| NEW YORK, April 18
NEW YORK, April 18 A U.S. bankruptcy judge
largely declined on Friday to rule that former American Airlines
parent company AMR Corp had a unilateral right to terminate
benefits for nearly 47,000 retirees.
U.S. Bankruptcy Judge Sean Lane in New York rejected a
motion AMR made in 2012 for a ruling holding that the health and
welfare benefits it provided retirees had not vested and could
be unilaterally modified.
Lane did rule for AMR with regard to some employees, but his
ruling was a setback in AMR's bid to shift the program's costs
from the company to the retirees, which included both union and
"American will review his ruling and consider next steps
related to the retiree health and life insurance benefits," said
Casey Norton, a spokesman for American Airlines. "We always
remain open to productive discussions to finally resolve this
AMR filed for Chapter 11 bankruptcy protection in 2011,
seeking to cut more than $1 billion a year in labor costs.
The company emerged from bankruptcy in November 2013 through
a merger with US Airways Group Inc. The combined company is now
called American Airlines Group Inc.
As part of its reorganization, the company sought to
renegotiate its collective bargaining agreements with various
unions for American Airlines employees.
After having reached deals with unions for its current
employees, AMR turned its focus toward benefits provided to its
approximately 46,930 retirees.
Though Lane ruled in favor of AMR with regard to some
retirees who were non-union or management, he largely declined
to rule for the company.
"The relevant documents contain language reasonably
susceptible to interpretation as a promise to vest benefits and
lack language categorically reserving the plaintiffs' right to
terminate their contributions to the retiree benefits," Lane
As a result of the ruling, AMR will now need to proceed to
trial should it continue to seek a ruling holding that it has
the right to terminate the retirees' benefits.
Catherine Steege, a lawyer with the law firm Jenner & Block
representing the official committee for retirees, said she hoped

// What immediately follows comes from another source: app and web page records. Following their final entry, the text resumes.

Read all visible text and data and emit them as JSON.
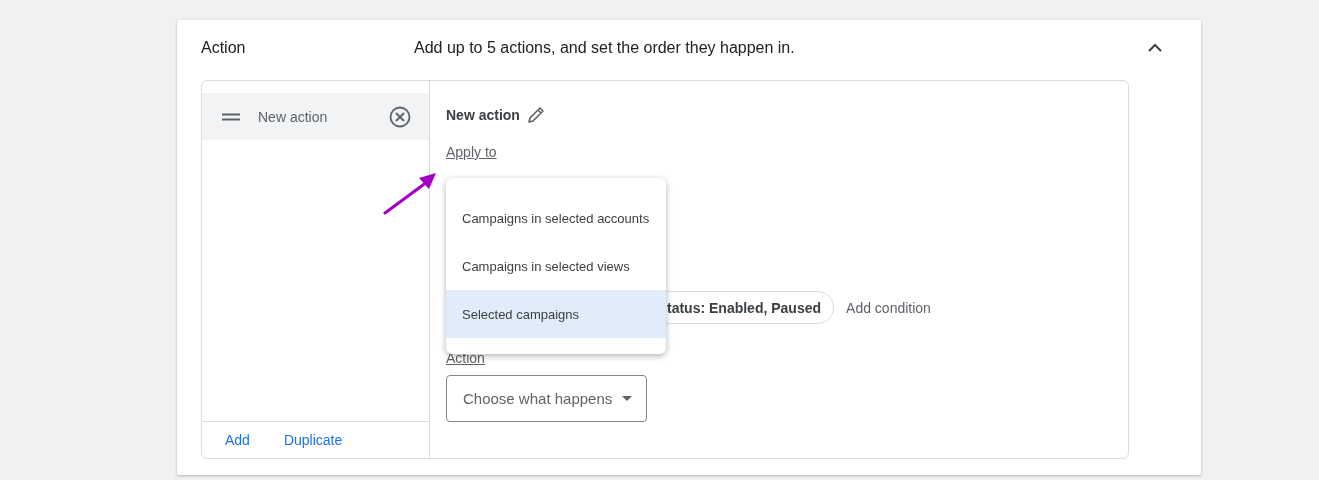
{
  "section": {
    "title": "Action",
    "description": "Add up to 5 actions, and set the order they happen in.",
    "expanded": true
  },
  "action_list": {
    "items": [
      {
        "label": "New action",
        "selected": true
      }
    ],
    "links": [
      "Add",
      "Duplicate"
    ]
  },
  "editor": {
    "title": "New action",
    "apply_to_label": "Apply to",
    "apply_to_menu": {
      "options": [
        {
          "label": "Campaigns in selected accounts",
          "selected": false
        },
        {
          "label": "Campaigns in selected views",
          "selected": false
        },
        {
          "label": "Selected campaigns",
          "selected": true
        }
      ]
    },
    "conditions": {
      "chip": "tatus: Enabled, Paused",
      "add_link": "Add condition"
    },
    "action_label": "Action",
    "action_select": {
      "placeholder": "Choose what happens"
    }
  }
}
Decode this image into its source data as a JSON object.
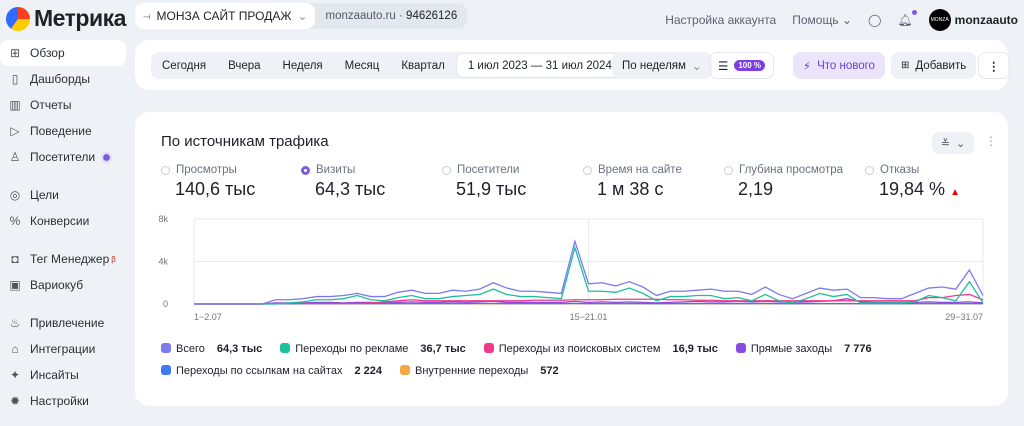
{
  "app": {
    "name": "Метрика"
  },
  "counter": {
    "name": "МОНЗА САЙТ ПРОДАЖ",
    "domain": "monzaauto.ru",
    "id": "94626126"
  },
  "topnav": {
    "account_settings": "Настройка аккаунта",
    "help": "Помощь",
    "user": "monzaauto",
    "avatar_text": "MONZA"
  },
  "sidebar": {
    "items": [
      {
        "label": "Обзор",
        "icon": "grid-icon",
        "active": true
      },
      {
        "label": "Дашборды",
        "icon": "dashboard-icon"
      },
      {
        "label": "Отчеты",
        "icon": "bar-chart-icon"
      },
      {
        "label": "Поведение",
        "icon": "play-icon"
      },
      {
        "label": "Посетители",
        "icon": "user-icon",
        "dot": true
      },
      {
        "label": "Цели",
        "icon": "target-icon"
      },
      {
        "label": "Конверсии",
        "icon": "percent-icon"
      },
      {
        "label": "Тег Менеджер",
        "icon": "tag-manager-icon",
        "badge": "β"
      },
      {
        "label": "Вариокуб",
        "icon": "variocube-icon"
      },
      {
        "label": "Привлечение",
        "icon": "flame-icon"
      },
      {
        "label": "Интеграции",
        "icon": "puzzle-icon"
      },
      {
        "label": "Инсайты",
        "icon": "sparkle-icon"
      },
      {
        "label": "Настройки",
        "icon": "gear-icon"
      }
    ]
  },
  "toolbar": {
    "periods": [
      "Сегодня",
      "Вчера",
      "Неделя",
      "Месяц",
      "Квартал"
    ],
    "date_range": "1 июл 2023 — 31 июл 2024",
    "grouping": "По неделям",
    "sampling": "100 %",
    "whats_new": "Что нового",
    "add": "Добавить"
  },
  "report": {
    "title": "По источникам трафика",
    "metrics": [
      {
        "label": "Просмотры",
        "value": "140,6 тыс",
        "selected": false
      },
      {
        "label": "Визиты",
        "value": "64,3 тыс",
        "selected": true
      },
      {
        "label": "Посетители",
        "value": "51,9 тыс",
        "selected": false
      },
      {
        "label": "Время на сайте",
        "value": "1 м 38 с",
        "selected": false
      },
      {
        "label": "Глубина просмотра",
        "value": "2,19",
        "selected": false
      },
      {
        "label": "Отказы",
        "value": "19,84 %",
        "selected": false,
        "trend": "up"
      }
    ]
  },
  "chart_data": {
    "type": "line",
    "y_ticks": [
      "0",
      "4k",
      "8k"
    ],
    "ylim": [
      0,
      8000
    ],
    "x_tick_labels": [
      "1−2.07",
      "15−21.01",
      "29−31.07"
    ],
    "grid": true,
    "series": [
      {
        "name": "Всего",
        "total": "64,3 тыс",
        "color": "#7b7bee",
        "values": [
          0,
          0,
          0,
          0,
          0,
          0,
          400,
          400,
          500,
          700,
          700,
          800,
          1000,
          700,
          700,
          1100,
          1300,
          1000,
          1000,
          1300,
          1200,
          1400,
          2000,
          1500,
          1200,
          1200,
          1100,
          1000,
          5900,
          1900,
          2000,
          1700,
          2100,
          1600,
          800,
          1200,
          1200,
          1300,
          1400,
          1200,
          1200,
          900,
          1600,
          900,
          500,
          1000,
          1500,
          1300,
          1400,
          600,
          600,
          500,
          500,
          1000,
          1500,
          1600,
          1400,
          3200,
          800
        ]
      },
      {
        "name": "Переходы по рекламе",
        "total": "36,7 тыс",
        "color": "#1fbf9b",
        "values": [
          0,
          0,
          0,
          0,
          0,
          0,
          0,
          100,
          200,
          400,
          400,
          500,
          800,
          400,
          300,
          600,
          800,
          500,
          500,
          700,
          800,
          900,
          1400,
          900,
          700,
          700,
          600,
          500,
          5300,
          1200,
          1200,
          1100,
          1500,
          1000,
          300,
          700,
          700,
          800,
          800,
          500,
          600,
          300,
          900,
          300,
          100,
          500,
          1000,
          700,
          900,
          100,
          100,
          100,
          100,
          200,
          800,
          600,
          300,
          2100,
          100
        ]
      },
      {
        "name": "Переходы из поисковых систем",
        "total": "16,9 тыс",
        "color": "#f0388c",
        "values": [
          0,
          0,
          0,
          0,
          0,
          0,
          50,
          50,
          50,
          50,
          50,
          50,
          50,
          100,
          200,
          300,
          400,
          300,
          300,
          300,
          300,
          300,
          300,
          300,
          300,
          350,
          350,
          350,
          400,
          400,
          400,
          450,
          450,
          450,
          450,
          400,
          400,
          350,
          350,
          300,
          300,
          300,
          300,
          300,
          300,
          300,
          300,
          300,
          300,
          300,
          300,
          300,
          300,
          300,
          600,
          600,
          800,
          900,
          400
        ]
      },
      {
        "name": "Прямые заходы",
        "total": "7 776",
        "color": "#8a4be0",
        "values": [
          0,
          0,
          0,
          0,
          0,
          0,
          100,
          100,
          100,
          150,
          150,
          100,
          150,
          150,
          100,
          150,
          200,
          150,
          150,
          200,
          150,
          200,
          250,
          150,
          150,
          150,
          150,
          150,
          250,
          150,
          200,
          150,
          200,
          150,
          100,
          150,
          200,
          250,
          200,
          200,
          250,
          200,
          250,
          200,
          150,
          200,
          250,
          300,
          500,
          200,
          150,
          150,
          150,
          150,
          200,
          150,
          150,
          200,
          100
        ]
      },
      {
        "name": "Переходы по ссылкам на сайтах",
        "total": "2 224",
        "color": "#3d78f5",
        "values": [
          0,
          0,
          0,
          0,
          0,
          0,
          20,
          20,
          30,
          30,
          30,
          40,
          40,
          30,
          30,
          40,
          40,
          40,
          40,
          40,
          40,
          50,
          50,
          40,
          40,
          40,
          40,
          40,
          50,
          40,
          40,
          40,
          40,
          40,
          30,
          40,
          40,
          40,
          50,
          40,
          40,
          40,
          50,
          40,
          30,
          40,
          40,
          40,
          50,
          30,
          30,
          30,
          30,
          40,
          40,
          40,
          40,
          50,
          30
        ]
      },
      {
        "name": "Внутренние переходы",
        "total": "572",
        "color": "#f5a742",
        "values": [
          0,
          0,
          0,
          0,
          0,
          0,
          10,
          10,
          10,
          10,
          10,
          10,
          10,
          10,
          10,
          10,
          10,
          10,
          10,
          10,
          10,
          10,
          10,
          10,
          10,
          10,
          10,
          10,
          20,
          10,
          10,
          10,
          10,
          10,
          10,
          10,
          10,
          10,
          10,
          10,
          10,
          10,
          10,
          10,
          10,
          10,
          10,
          10,
          10,
          10,
          10,
          10,
          10,
          10,
          10,
          10,
          10,
          10,
          10
        ]
      }
    ]
  }
}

in light of the ruling the company would "reconsider its efforts
to try to take away benefits from the retirees."
The case is In re: AMR Corporation, U.S. Bankruptcy Court,
Southern District of New York, No. 11-15463.
(Reporting by Nate Raymond in New York; Editing by Leslie